Natalie Goldberg, in her book Writing Down the Bones, has a chapter titled “Composting” that sums up much of what I feel about my experiences in choosing subjects to paint–“It takes a while for our experience to sift through our consciousness. . . . Hemingway wrote about Michigan while sitting in a cafe in Paris.  ‘Maybe away from Paris I could write about Paris as in Paris I could write about Michigan.'”

Goldberg referred to this latent period of sifting as “composting.”  To quote her further:

        “Our senses by themselves are dumb.  They take in experience, but they need the richness of sifting for a while through our consciousness and through our whole bodies.  I call this ‘composting.’  Our bodies are garbage heaps: we collect experience, and from the decomposition of the thrown-out eggshells, spinach leaves, coffee grinds, and old steak bones of our minds come nitrogen, heat, and very fertile soil.  Out of this fertile soil bloom our poems and stories.”

Composting New Ideas in the Studio
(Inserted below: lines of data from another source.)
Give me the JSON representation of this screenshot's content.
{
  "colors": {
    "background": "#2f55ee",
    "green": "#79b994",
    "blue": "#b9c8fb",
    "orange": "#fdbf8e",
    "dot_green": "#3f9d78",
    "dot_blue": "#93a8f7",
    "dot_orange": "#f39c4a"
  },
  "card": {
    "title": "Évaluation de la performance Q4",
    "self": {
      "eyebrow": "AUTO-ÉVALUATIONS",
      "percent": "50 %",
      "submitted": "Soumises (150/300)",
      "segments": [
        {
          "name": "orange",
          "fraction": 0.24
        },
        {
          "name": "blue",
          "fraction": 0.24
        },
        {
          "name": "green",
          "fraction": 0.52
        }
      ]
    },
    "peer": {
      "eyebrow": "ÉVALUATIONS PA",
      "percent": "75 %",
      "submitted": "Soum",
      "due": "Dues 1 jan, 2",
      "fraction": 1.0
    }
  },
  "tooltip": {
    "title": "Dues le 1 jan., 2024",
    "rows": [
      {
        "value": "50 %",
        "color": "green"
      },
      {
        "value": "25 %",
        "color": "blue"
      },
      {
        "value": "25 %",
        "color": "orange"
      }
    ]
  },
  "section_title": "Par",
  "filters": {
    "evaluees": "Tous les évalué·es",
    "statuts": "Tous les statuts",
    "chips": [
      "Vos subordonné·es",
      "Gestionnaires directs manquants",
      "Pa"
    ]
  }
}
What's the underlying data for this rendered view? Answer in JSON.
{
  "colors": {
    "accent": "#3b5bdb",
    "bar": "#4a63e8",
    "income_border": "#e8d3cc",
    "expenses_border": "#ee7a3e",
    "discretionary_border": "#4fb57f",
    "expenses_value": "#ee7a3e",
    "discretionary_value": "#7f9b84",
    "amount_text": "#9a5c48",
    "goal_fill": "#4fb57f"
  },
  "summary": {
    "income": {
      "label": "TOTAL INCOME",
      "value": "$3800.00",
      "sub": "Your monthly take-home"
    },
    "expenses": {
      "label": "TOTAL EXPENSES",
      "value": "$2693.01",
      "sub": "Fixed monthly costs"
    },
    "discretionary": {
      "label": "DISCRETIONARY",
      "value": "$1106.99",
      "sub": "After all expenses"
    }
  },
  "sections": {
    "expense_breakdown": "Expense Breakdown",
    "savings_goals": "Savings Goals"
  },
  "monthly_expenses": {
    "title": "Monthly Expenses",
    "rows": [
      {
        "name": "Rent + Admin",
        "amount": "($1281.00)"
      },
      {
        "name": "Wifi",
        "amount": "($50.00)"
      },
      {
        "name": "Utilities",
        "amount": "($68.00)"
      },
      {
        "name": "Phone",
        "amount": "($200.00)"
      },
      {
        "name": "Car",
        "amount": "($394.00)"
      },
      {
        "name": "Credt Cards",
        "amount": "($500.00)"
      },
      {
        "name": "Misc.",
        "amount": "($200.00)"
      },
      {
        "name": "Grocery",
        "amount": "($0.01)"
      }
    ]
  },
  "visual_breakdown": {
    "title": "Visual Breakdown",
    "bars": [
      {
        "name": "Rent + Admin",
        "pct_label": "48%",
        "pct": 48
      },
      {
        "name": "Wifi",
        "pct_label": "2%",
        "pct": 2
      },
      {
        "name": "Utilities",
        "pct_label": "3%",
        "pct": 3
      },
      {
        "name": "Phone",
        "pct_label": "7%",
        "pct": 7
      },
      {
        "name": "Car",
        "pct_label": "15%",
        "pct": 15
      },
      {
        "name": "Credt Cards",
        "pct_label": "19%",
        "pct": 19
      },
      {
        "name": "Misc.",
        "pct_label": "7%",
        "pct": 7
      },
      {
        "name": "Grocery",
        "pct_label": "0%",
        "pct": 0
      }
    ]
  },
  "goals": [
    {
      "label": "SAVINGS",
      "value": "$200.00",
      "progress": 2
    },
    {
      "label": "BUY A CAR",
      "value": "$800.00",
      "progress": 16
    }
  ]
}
I compost my ideas by drawing.  I wish I had the beginning of a new painting to post to this blog, but right now, I’m reading, sketching and looking through my photo files for ideas for the next painting.  I’m sifting out my world as captured on camera, earlier sketches, and dozens of plein air watercolors, waiting for the next idea to blister to the surface of my consciousness.  Something will come soon, I’m sure.  I’m going to close this entry with one of my favorite passages from Ralph Waldo Emerson’s “The American Scholar.”  He of course is referring to the writer, but the artist fits this mold:

“The scholar of the first age received into him the world around; brooded thereon; gave it the new arrangement of his own mind, and uttered it again.  It came into him life; it went out from him truth.  It came to him short-lived actions; it went out from him immortal thoughts.  It came to him business; it went from him poetry.  It was dead fact; now, it is quick thought.”

Thanks for reading.